Those who plan to fund their programs through private insurance carriers are ultimately responsible for any charges their carriers do not reimburse, including the total amount, if the insurance carrier does not reimburse.
Sometimes, families can recruit an independent therapist locally (e.g., a neighborhood student, a student or friend from church). Obviously, one advantage is avoiding overhead costs; so hourly rates may be less expensive. However, independent contractors rarely maintain adequate risk protection, such as liability insurance or workers’ compensation insurance, so injuries during therapy could represent substantial risks. Also, independent therapists will almost certainly need some training (preferably from the supervising BCBA) and more oversight. Again, your supervising BCBA can discuss the advantages and disadvantages of including independent ABA therapists on your treatment team.
Anderson, S. R., & Romanczyk, R. G. (1999). Early intervention for young children with autism: Continuum-based behavioral models. Journal of the Association for Persons with Severe Handicaps, 24, 162-173.
Birnbrauer, J. S., & Leach, D. J. (1993). The Murdoch Early Intervention Program after 2 years. Behaviour Change, 10 (2), 63-74.
Fenske, E. C., Zalenski, S., Krantz, P. J., & McClannahan, L. E. (1985). Age at intervention and treatment outcome for autistic children in a comprehensive intervention program. Analysis and Intervention in Developmental Disabilities, 5, 49-58.

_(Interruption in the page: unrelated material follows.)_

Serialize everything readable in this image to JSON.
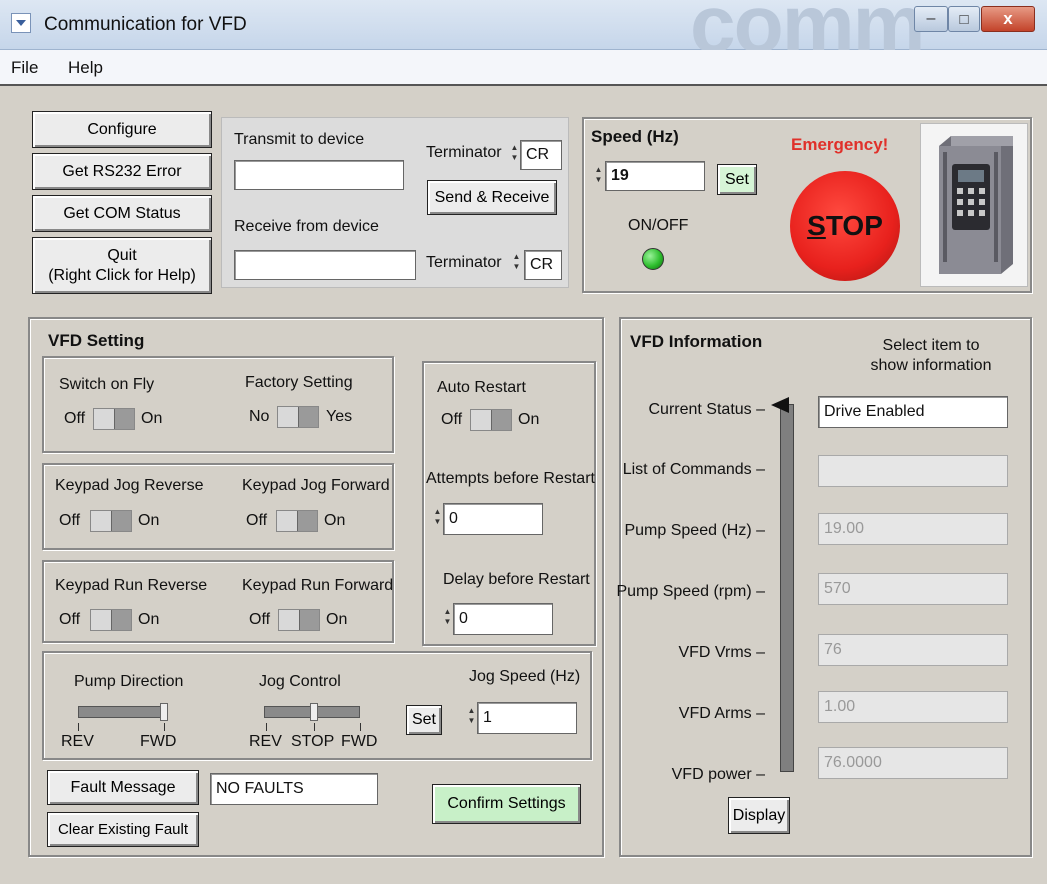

Green, G. (1996). Early behavioral intervention for autism: What does research tell us? In C. Maurice (Ed.), G. Green, & S. Luce (Co-Eds.), Behavioral intervention for young children with autism: A manual for parents and professionals (pp. 29-44). Austin, TX: PRO-ED.
Howard, J. S., Sparkman, C. R., Cohen, H. G., Green, G., & Stanislaw, H. (2005). A comparison of intensive behavior analytic and eclectic treatments for young children with autism. Research in Developmental Disabilities, 26, 359-383.
Lovaas, O. I. (1987). Behavioral treatment and normal educational and intellectual functioning in young autistic children. Journal of Consulting and Clinical Psychology, 55, 3-9.
McEachin, J. J., Smith, T., & Lovaas, O. I. (1993). Long-term outcome for children with autism who received early intensive behavioral treatment. American Journal on Mental Retardation, 97, 359-372.
Perry, R., Cohen, I., & De Carlo, R. (1995). Case study: Deterioration, autism, and recovery in two siblings. Journal of the American Academy of Child and Adolescent Psychiatry. 34, 232 – 237.
Smith, T. (1999). Outcome of early intervention for children with autism. Clinical Psychology: Science and Practice, 6, 33-49.
Early Intensive Applied Behavior Analytic Intervention for Autism:
Gina Green, PhD, BCBA